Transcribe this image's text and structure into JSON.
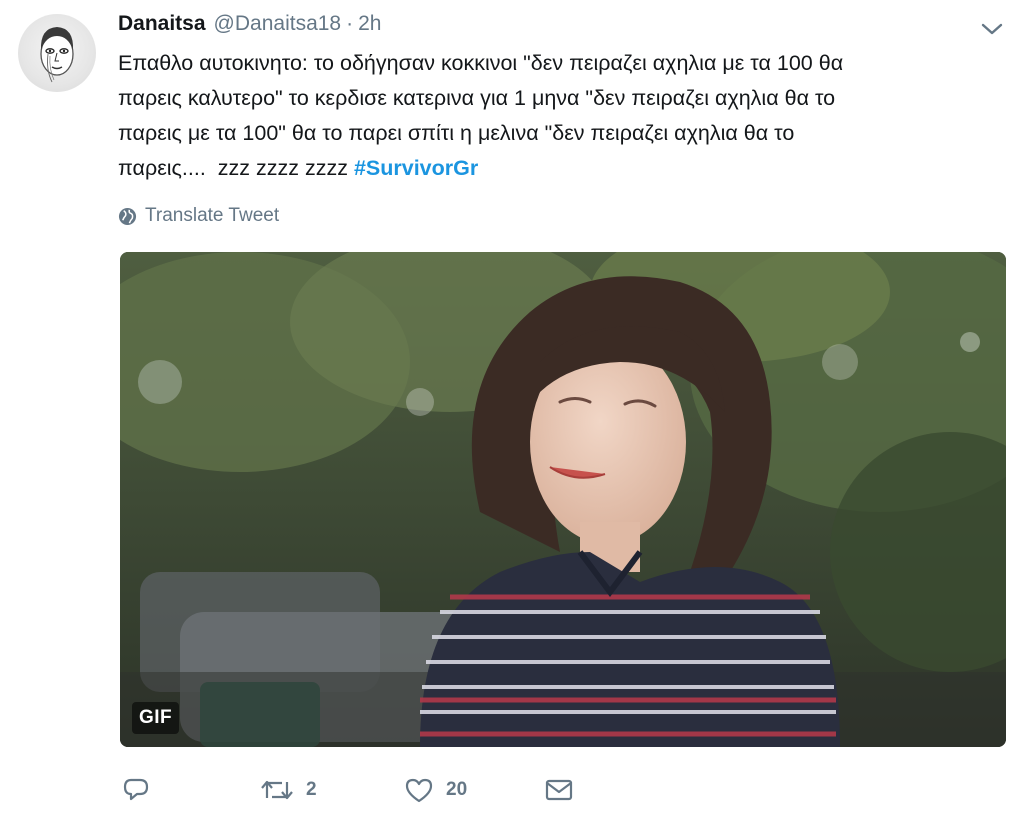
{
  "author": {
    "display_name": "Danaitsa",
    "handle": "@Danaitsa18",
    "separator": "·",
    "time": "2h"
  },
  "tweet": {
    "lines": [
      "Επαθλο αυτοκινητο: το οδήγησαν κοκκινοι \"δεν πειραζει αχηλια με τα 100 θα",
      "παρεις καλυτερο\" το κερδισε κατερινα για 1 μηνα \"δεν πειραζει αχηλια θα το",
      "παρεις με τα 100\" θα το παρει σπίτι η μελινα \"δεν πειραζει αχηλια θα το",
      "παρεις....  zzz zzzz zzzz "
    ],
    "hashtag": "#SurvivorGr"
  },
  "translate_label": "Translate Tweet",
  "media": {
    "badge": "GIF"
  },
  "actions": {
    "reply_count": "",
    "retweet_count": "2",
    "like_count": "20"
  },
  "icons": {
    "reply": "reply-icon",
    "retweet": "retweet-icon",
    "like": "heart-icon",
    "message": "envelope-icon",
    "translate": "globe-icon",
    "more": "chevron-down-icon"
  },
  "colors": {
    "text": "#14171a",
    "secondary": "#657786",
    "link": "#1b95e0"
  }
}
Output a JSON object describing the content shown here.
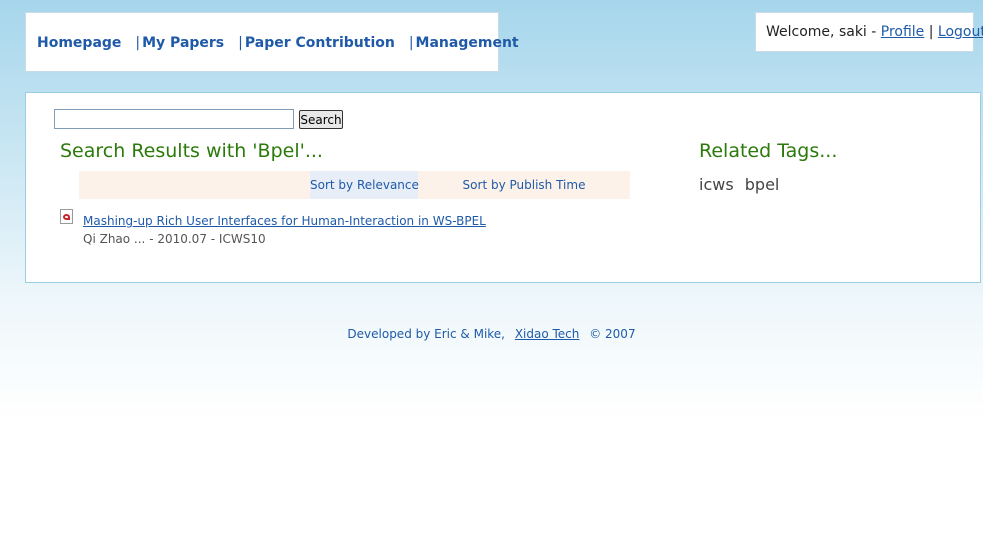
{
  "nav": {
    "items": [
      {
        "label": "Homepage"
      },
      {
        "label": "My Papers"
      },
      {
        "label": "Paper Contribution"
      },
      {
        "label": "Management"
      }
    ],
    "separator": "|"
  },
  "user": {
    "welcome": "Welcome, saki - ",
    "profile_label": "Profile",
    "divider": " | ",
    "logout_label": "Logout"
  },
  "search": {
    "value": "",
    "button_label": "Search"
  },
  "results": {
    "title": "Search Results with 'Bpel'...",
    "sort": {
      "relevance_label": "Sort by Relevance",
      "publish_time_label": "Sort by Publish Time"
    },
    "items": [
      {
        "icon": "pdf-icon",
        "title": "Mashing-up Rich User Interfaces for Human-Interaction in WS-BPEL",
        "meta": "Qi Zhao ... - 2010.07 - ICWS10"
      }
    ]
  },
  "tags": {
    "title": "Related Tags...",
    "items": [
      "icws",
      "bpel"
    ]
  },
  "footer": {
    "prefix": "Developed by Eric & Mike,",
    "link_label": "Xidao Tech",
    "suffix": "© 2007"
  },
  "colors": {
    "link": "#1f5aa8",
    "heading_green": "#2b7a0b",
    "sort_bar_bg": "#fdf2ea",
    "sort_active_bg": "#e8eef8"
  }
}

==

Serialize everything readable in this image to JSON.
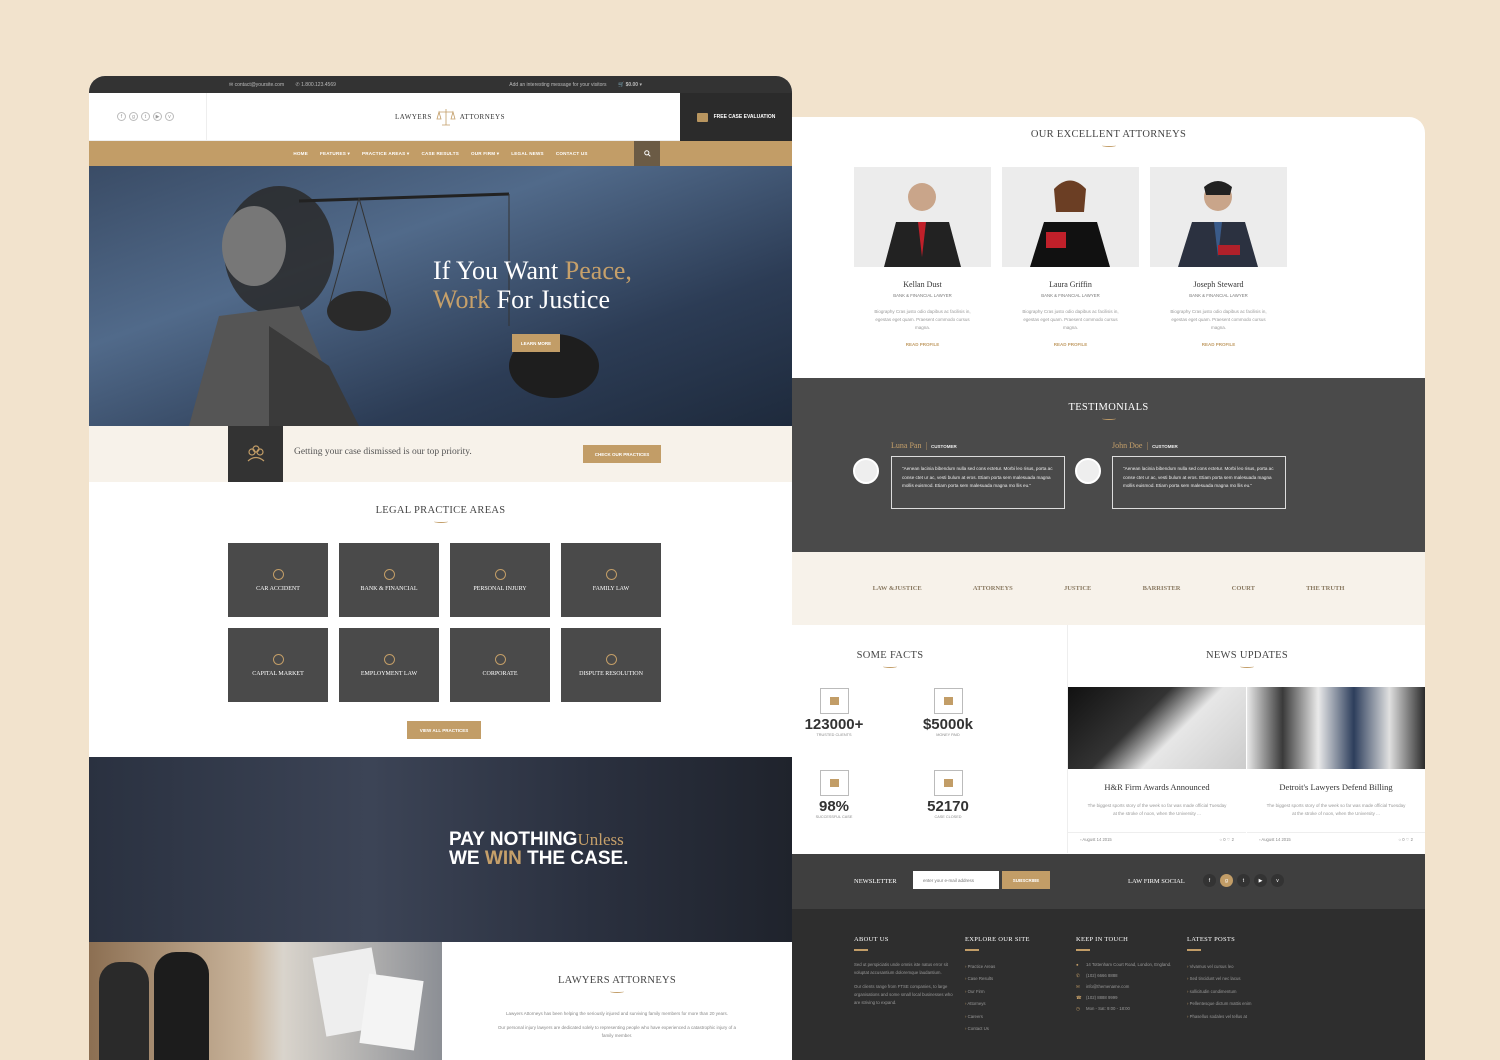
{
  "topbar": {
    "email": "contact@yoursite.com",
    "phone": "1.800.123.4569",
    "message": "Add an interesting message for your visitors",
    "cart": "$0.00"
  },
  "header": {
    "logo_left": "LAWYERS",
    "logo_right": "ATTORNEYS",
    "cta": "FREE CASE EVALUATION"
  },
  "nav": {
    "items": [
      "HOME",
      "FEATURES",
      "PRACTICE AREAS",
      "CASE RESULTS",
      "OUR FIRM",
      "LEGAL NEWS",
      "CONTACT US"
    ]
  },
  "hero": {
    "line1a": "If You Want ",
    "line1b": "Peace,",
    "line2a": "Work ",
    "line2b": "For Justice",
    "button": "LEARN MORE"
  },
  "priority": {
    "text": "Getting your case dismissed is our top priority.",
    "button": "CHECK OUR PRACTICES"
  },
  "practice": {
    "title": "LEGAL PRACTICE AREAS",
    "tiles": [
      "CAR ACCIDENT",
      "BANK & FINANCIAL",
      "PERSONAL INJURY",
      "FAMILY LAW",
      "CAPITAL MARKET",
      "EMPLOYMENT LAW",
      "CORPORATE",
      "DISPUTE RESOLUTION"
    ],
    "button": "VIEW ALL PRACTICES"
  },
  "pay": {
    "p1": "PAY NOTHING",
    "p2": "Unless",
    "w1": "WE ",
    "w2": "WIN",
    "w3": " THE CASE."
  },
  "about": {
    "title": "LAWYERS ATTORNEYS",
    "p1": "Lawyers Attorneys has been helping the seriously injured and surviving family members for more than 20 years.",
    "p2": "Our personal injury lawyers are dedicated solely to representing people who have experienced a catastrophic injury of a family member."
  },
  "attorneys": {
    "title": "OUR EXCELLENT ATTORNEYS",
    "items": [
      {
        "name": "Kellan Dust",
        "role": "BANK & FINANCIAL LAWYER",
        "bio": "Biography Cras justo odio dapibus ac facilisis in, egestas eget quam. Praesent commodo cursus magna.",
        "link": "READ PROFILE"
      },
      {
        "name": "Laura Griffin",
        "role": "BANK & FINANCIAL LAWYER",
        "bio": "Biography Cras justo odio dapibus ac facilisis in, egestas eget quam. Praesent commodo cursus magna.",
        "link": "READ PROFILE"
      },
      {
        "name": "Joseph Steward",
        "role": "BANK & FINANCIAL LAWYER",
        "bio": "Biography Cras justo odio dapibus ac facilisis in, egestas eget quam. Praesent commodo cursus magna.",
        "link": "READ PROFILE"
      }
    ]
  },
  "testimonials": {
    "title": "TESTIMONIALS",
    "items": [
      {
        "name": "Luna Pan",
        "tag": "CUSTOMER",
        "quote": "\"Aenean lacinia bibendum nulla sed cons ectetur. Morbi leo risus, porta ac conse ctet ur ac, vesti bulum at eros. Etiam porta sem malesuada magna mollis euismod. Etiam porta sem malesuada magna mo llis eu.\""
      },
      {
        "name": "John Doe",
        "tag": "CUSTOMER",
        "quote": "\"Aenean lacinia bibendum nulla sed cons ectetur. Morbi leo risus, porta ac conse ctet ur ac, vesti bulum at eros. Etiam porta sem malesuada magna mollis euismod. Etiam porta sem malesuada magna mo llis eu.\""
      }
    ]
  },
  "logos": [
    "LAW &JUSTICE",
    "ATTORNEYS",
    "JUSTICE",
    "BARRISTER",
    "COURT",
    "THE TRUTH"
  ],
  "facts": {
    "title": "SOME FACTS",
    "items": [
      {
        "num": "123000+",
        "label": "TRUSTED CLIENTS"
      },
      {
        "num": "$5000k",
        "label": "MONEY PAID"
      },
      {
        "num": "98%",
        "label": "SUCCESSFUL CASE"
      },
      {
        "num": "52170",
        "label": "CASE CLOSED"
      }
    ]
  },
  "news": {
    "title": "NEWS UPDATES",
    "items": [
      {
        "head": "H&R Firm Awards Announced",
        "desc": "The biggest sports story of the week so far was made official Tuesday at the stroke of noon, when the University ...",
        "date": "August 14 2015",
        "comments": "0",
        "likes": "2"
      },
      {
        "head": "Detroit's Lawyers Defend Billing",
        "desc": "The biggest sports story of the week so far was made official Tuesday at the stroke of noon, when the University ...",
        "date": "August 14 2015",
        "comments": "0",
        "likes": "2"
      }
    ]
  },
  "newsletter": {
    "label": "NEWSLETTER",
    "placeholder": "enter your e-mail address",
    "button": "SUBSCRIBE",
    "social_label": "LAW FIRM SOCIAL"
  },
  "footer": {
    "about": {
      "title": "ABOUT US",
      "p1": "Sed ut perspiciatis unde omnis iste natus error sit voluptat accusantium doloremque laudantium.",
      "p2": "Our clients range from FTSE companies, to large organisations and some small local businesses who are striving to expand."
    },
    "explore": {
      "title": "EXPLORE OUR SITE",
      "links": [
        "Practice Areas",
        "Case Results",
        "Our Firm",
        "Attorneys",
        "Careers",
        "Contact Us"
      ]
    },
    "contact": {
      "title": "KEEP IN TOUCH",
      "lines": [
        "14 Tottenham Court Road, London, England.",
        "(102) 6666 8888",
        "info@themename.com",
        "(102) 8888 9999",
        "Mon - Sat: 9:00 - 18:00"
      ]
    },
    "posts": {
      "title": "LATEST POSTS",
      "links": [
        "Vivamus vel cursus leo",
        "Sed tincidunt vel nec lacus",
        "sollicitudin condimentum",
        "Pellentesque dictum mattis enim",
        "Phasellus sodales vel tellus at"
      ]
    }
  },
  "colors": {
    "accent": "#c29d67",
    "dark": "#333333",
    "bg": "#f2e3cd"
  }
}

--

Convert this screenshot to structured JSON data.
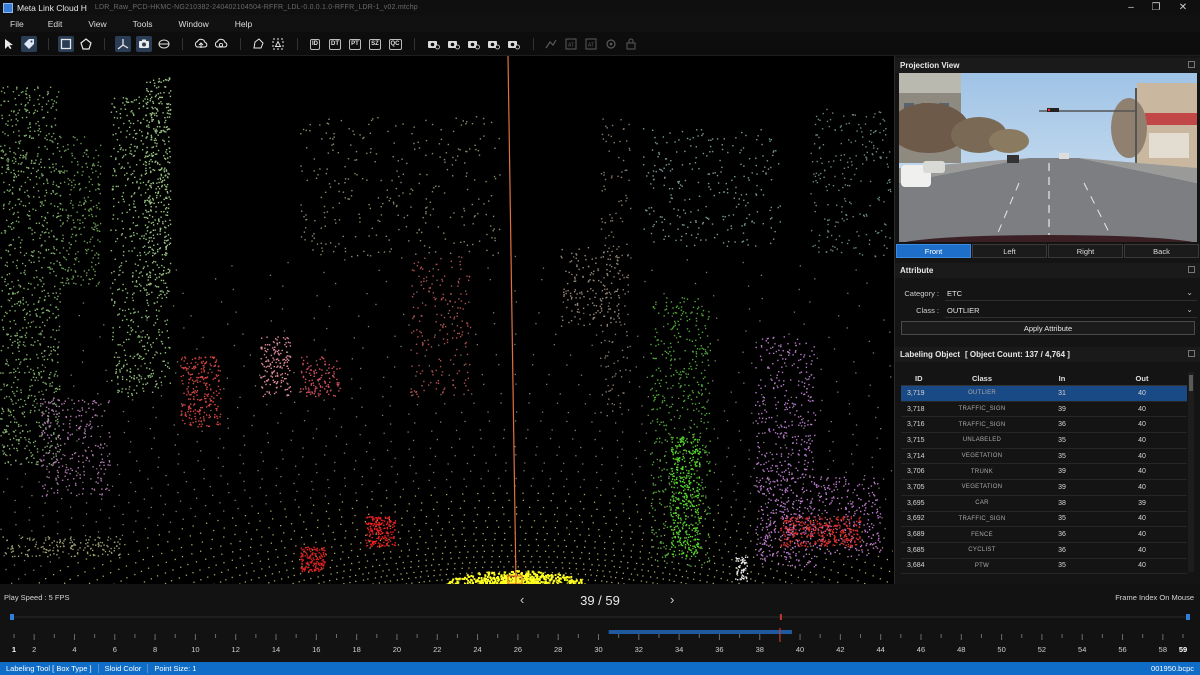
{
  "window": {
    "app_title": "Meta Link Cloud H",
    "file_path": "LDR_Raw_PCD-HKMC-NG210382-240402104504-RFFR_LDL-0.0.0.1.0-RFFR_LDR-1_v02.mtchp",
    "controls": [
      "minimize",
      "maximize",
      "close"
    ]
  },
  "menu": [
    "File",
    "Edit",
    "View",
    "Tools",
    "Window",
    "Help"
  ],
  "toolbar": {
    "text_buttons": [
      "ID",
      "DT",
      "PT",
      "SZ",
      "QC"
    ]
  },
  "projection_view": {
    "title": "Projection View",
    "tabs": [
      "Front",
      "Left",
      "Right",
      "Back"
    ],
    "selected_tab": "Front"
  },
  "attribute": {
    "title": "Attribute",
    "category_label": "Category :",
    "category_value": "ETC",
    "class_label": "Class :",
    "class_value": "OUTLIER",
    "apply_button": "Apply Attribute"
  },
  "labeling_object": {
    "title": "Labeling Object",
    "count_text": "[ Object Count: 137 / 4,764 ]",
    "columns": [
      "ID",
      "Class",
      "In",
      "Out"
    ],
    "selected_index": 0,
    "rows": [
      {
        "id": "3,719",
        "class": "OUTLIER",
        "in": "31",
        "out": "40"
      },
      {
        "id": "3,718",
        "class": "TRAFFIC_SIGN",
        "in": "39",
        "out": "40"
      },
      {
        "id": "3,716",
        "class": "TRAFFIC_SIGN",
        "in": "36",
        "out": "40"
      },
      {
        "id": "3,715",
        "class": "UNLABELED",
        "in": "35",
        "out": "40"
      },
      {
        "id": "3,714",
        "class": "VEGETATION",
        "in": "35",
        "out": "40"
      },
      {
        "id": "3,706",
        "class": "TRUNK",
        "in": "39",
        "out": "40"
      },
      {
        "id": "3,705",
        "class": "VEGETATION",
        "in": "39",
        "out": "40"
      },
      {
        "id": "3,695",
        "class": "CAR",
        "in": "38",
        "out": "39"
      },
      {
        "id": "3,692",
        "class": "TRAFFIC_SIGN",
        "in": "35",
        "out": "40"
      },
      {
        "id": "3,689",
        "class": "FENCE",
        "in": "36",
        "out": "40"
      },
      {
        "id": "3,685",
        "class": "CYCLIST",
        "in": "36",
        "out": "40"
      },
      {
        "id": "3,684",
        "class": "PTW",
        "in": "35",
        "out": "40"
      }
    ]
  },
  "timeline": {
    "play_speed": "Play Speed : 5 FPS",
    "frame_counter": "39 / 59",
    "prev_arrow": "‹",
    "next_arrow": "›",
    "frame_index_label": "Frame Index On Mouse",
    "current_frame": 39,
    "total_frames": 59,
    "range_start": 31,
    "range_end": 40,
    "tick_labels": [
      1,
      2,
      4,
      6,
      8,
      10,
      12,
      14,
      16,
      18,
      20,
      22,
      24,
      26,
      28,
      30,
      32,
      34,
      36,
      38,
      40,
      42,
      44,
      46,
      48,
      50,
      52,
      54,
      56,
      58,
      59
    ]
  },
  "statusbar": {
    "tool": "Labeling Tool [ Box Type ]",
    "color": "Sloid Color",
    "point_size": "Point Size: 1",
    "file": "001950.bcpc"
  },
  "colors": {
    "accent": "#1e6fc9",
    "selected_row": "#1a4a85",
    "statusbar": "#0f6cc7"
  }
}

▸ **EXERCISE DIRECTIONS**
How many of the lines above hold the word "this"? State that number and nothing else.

▸ **EXERCISE RESPONSE**
3